Component data from apps and pages
────────────────────────────────────────

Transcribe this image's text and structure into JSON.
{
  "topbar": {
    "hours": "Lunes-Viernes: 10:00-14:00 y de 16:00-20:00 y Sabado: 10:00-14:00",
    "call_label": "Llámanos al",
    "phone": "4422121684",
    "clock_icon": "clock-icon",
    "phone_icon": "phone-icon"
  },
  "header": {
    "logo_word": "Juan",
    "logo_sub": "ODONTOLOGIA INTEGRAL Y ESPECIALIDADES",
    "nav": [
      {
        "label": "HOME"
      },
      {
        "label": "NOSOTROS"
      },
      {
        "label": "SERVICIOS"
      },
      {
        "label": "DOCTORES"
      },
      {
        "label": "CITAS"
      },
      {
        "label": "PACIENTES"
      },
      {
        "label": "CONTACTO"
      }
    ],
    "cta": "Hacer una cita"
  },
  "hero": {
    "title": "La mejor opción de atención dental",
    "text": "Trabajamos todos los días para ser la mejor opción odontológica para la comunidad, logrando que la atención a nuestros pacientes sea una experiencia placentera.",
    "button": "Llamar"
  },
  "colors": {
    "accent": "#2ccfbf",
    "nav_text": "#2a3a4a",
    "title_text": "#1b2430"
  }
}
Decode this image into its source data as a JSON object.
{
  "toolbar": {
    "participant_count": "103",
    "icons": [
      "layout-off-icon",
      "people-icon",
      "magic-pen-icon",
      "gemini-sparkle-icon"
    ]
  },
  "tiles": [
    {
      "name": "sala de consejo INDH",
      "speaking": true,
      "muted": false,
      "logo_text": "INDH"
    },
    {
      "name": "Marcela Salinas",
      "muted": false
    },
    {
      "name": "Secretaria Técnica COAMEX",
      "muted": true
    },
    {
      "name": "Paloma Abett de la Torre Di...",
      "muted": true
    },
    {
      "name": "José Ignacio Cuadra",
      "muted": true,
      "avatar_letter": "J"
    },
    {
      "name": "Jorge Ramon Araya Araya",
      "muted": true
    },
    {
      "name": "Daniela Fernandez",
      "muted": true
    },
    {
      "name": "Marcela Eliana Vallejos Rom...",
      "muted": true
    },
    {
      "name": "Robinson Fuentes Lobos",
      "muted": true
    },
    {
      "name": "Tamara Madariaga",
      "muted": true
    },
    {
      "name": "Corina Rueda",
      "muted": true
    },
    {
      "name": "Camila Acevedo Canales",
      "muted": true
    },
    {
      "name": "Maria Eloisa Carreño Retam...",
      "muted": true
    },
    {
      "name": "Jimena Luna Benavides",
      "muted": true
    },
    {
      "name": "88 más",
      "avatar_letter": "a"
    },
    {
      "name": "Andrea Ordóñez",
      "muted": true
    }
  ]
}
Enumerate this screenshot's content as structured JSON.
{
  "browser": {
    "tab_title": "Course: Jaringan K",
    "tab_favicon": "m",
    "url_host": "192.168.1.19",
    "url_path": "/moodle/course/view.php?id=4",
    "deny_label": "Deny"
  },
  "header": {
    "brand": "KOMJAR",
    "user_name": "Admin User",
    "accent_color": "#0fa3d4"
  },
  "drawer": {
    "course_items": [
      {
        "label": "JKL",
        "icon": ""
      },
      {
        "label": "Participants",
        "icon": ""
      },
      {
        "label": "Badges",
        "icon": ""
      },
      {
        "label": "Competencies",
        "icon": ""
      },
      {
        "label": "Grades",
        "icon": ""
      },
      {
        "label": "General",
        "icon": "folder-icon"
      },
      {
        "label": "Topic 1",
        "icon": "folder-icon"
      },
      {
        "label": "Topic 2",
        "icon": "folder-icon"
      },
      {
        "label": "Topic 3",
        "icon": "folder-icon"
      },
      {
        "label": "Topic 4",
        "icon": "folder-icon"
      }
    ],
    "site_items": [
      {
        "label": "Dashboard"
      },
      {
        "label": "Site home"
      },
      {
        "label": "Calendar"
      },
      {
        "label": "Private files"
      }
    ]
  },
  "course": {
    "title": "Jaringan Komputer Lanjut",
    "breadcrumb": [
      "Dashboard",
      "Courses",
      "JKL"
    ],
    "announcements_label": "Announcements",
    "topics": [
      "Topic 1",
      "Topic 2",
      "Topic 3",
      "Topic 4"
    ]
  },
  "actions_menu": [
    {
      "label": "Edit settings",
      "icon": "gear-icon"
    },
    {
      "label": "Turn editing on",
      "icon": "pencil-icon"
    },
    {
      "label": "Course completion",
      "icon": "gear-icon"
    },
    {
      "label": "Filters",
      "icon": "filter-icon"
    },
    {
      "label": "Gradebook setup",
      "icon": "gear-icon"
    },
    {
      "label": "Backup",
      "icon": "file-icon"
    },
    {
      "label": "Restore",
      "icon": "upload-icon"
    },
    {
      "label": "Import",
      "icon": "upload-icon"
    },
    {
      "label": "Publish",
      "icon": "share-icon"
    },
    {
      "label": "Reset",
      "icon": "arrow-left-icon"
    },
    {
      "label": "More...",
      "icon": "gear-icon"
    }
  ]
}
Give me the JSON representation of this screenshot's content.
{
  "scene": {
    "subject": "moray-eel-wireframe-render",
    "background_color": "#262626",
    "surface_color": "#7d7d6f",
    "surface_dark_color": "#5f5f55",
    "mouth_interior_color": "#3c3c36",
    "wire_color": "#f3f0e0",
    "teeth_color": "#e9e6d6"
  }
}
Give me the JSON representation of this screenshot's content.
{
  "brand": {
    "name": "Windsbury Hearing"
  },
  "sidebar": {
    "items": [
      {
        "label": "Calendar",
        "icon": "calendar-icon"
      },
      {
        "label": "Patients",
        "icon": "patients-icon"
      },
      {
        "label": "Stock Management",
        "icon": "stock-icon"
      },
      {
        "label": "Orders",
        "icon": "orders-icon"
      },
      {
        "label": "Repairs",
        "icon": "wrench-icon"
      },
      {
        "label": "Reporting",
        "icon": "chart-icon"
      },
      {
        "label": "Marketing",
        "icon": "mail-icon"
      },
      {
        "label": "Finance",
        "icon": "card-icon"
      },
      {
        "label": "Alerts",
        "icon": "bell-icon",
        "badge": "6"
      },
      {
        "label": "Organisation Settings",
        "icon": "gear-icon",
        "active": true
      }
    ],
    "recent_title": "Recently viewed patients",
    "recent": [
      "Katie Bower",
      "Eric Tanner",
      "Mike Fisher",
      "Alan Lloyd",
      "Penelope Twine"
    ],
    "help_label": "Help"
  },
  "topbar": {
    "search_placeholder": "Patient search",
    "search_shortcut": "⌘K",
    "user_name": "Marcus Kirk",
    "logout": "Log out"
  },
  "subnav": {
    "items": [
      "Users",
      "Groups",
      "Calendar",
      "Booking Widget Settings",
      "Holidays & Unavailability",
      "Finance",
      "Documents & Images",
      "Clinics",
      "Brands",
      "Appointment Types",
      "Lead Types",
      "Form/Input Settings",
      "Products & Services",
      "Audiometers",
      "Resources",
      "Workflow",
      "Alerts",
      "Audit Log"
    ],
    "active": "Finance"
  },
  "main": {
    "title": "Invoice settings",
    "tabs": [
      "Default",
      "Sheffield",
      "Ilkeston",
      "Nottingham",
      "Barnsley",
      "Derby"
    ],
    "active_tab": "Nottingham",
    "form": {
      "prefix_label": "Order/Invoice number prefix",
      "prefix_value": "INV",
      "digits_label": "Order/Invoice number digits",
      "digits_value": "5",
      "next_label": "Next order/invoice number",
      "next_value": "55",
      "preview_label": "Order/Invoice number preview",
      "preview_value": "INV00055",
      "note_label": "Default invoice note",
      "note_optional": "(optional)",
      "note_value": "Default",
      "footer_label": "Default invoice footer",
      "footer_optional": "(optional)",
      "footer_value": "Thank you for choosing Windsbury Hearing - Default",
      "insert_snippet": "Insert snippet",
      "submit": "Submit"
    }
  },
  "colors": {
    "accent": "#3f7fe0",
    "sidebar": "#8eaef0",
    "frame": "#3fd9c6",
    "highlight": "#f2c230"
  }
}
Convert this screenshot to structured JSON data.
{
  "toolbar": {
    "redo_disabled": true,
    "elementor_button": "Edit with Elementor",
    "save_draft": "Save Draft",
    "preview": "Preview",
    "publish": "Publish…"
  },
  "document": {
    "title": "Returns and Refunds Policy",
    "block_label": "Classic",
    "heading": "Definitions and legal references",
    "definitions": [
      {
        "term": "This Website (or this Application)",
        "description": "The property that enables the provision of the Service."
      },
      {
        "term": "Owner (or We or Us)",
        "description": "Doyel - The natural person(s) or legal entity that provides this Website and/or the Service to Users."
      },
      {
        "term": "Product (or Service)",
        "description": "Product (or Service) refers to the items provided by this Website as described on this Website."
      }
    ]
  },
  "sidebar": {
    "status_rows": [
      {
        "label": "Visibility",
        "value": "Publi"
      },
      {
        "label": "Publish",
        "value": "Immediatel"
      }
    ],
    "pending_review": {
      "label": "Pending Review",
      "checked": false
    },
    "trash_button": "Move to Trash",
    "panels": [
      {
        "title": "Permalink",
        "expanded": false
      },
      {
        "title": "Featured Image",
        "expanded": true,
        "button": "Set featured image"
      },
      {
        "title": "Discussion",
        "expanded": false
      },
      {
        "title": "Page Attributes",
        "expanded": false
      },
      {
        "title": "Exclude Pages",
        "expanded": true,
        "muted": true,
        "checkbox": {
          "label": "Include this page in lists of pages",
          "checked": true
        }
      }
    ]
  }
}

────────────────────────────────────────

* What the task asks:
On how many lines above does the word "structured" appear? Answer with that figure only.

* Solution to the problem:
2